A more prevalent enemy of Static is Ebon, a meta-human who liked to recruit others into his gang to commit any gangland crimes. He didn’t seem to have any bigger goals other than the destruction of Static. Ebon was a physical shadow; he could change his shape and he could stretch or move along shadows cast. He could essentially teleport through shadows and even bring others with him, a tactic he used for kidnapping and escape. His primary weakness was bright lights and, surprisingly, he had a brother who was affected by the big bang too.

Ebon’s brother, Adam, gained the ability to stretch and took on the identity of Rubberband Man. He was interesting in that he started as a villain but reformed, helping the police fight meta-humans which made Static a bit jealous for a while. Though he was also understandably untrusting of him, he was also uncomfortable with Adam dating his sister. Static eventually grew to trust him, even clearing his name when he was framed for breaking other meta-humans out of prison.

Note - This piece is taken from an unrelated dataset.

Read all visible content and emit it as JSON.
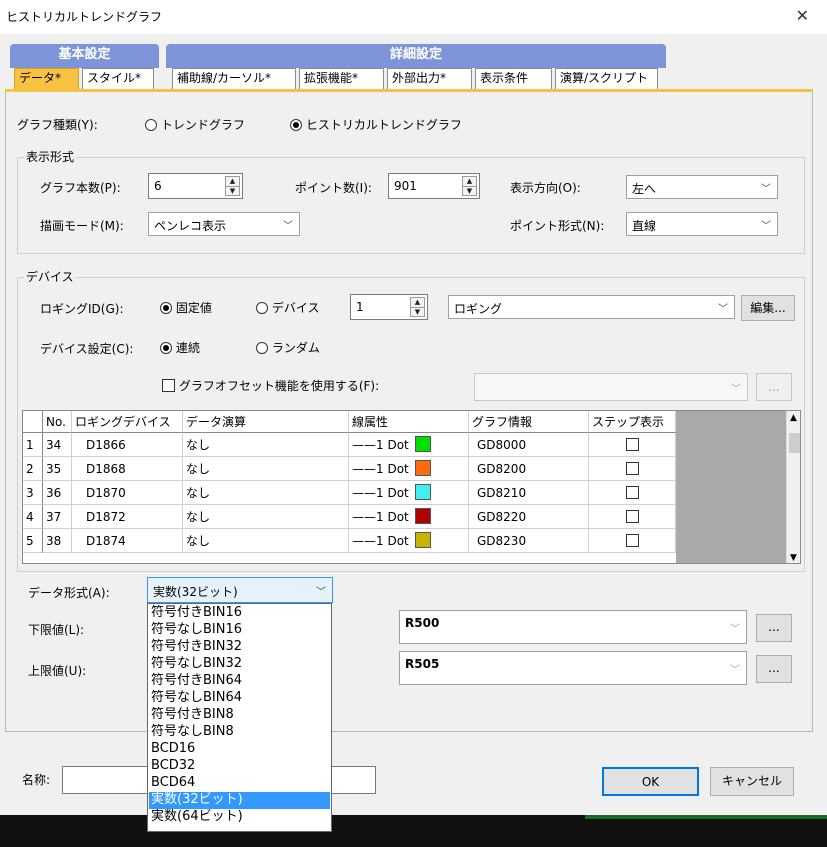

Richie was Virgil’s best friend and confidant, providing tactical advice and designing gadgets for Static before donning an alter ego himself as Gear. His power is super intelligence so he fights crime using gadgets of his own design, notably a scouting robot that can rest on his back named ‘Backpack’ and his jet-skates as well as his rollerblades, which he’s modified to allow him to fly a la Iron Man. When fighting, he often used tendril grenades to bind his opponents.

Each episode tended to revolve around Static fighting a new bang baby, often found during a crime in progress. There was an implication that the big bang had a neurological effect on the meta-humans, which led them to violence and crime. It also caused physical changes that made it impossible for some to lead a normal life. Considering the majority of meta-humans and their immense physical mutations, only about a handful maintained their fully human appearances.

The threats and villains never seemed to be much of a threat to anything larger than Dakota City but the show itself was more of a character-based affair, dealing with the development of the main characters or telling the stories of the side characters.

The show had a fifty two episode run over four seasons so if you’re tempted to watch it, it shouldn’t be too much of a time commitment.

What do you think of Static Shock? Do you remember watching it as a kid? Let us know in the comments!